Segment Start: DATA TO USE

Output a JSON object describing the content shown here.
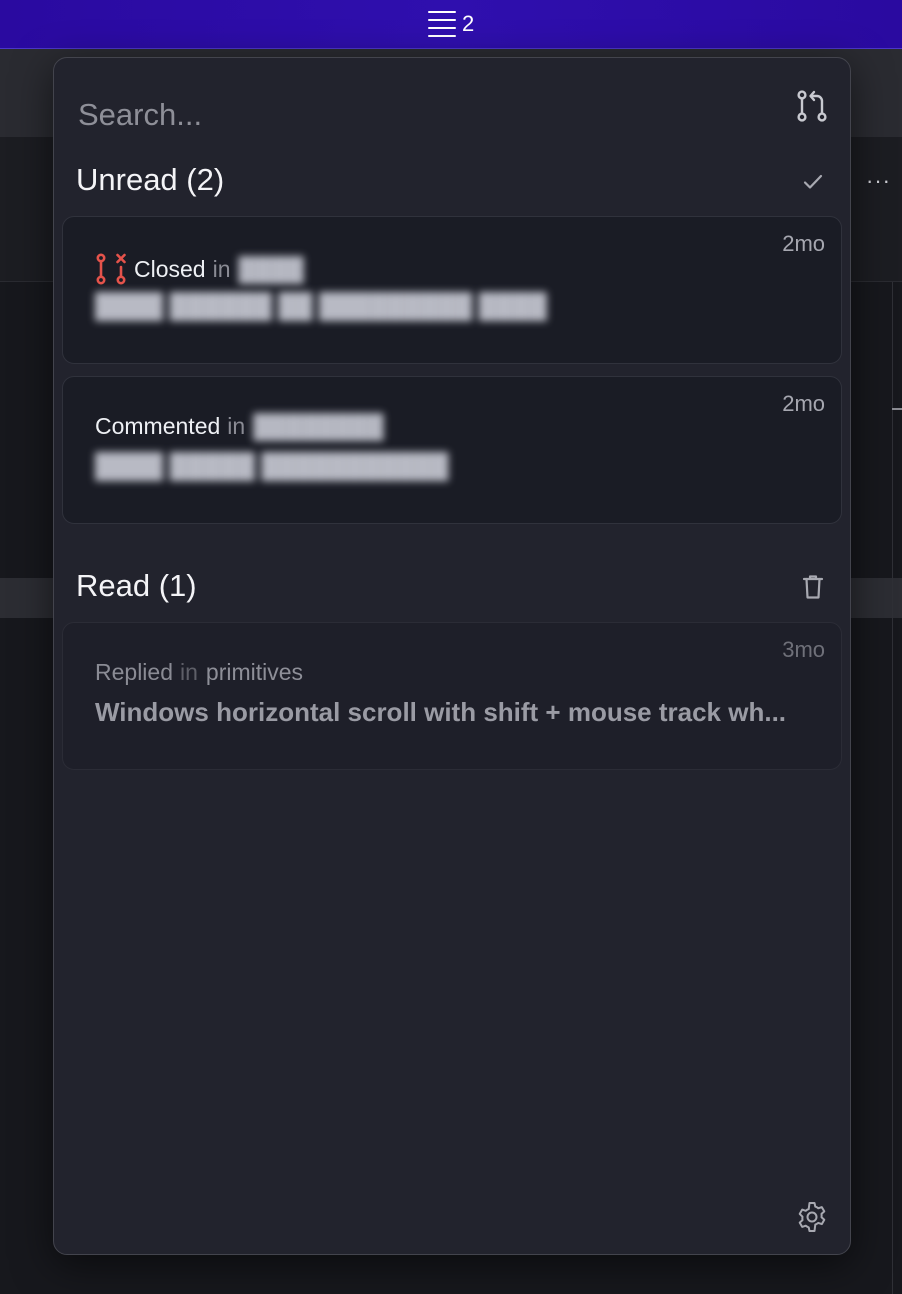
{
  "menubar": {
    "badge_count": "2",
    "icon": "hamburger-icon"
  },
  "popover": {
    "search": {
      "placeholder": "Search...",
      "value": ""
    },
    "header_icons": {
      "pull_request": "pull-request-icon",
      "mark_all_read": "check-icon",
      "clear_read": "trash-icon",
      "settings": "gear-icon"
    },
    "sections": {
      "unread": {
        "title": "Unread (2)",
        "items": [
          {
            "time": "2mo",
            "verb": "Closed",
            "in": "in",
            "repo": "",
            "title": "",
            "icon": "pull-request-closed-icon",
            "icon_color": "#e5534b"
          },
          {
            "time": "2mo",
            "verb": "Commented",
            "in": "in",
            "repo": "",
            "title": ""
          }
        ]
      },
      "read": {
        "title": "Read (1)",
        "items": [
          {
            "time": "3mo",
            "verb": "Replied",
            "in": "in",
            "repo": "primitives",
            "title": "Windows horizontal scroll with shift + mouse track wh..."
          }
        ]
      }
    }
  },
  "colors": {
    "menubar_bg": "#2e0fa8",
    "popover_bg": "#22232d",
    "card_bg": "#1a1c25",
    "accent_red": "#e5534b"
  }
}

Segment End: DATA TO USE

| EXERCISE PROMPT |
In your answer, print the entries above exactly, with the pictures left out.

| COMPLETED EXERCISE |
Output a JSON object describing the content shown here.
{
  "menubar": {
    "badge_count": "2",
    "icon": "hamburger-icon"
  },
  "popover": {
    "search": {
      "placeholder": "Search...",
      "value": ""
    },
    "header_icons": {
      "pull_request": "pull-request-icon",
      "mark_all_read": "check-icon",
      "clear_read": "trash-icon",
      "settings": "gear-icon"
    },
    "sections": {
      "unread": {
        "title": "Unread (2)",
        "items": [
          {
            "time": "2mo",
            "verb": "Closed",
            "in": "in",
            "repo": "",
            "title": "",
            "icon": "pull-request-closed-icon",
            "icon_color": "#e5534b"
          },
          {
            "time": "2mo",
            "verb": "Commented",
            "in": "in",
            "repo": "",
            "title": ""
          }
        ]
      },
      "read": {
        "title": "Read (1)",
        "items": [
          {
            "time": "3mo",
            "verb": "Replied",
            "in": "in",
            "repo": "primitives",
            "title": "Windows horizontal scroll with shift + mouse track wh..."
          }
        ]
      }
    }
  },
  "colors": {
    "menubar_bg": "#2e0fa8",
    "popover_bg": "#22232d",
    "card_bg": "#1a1c25",
    "accent_red": "#e5534b"
  }
}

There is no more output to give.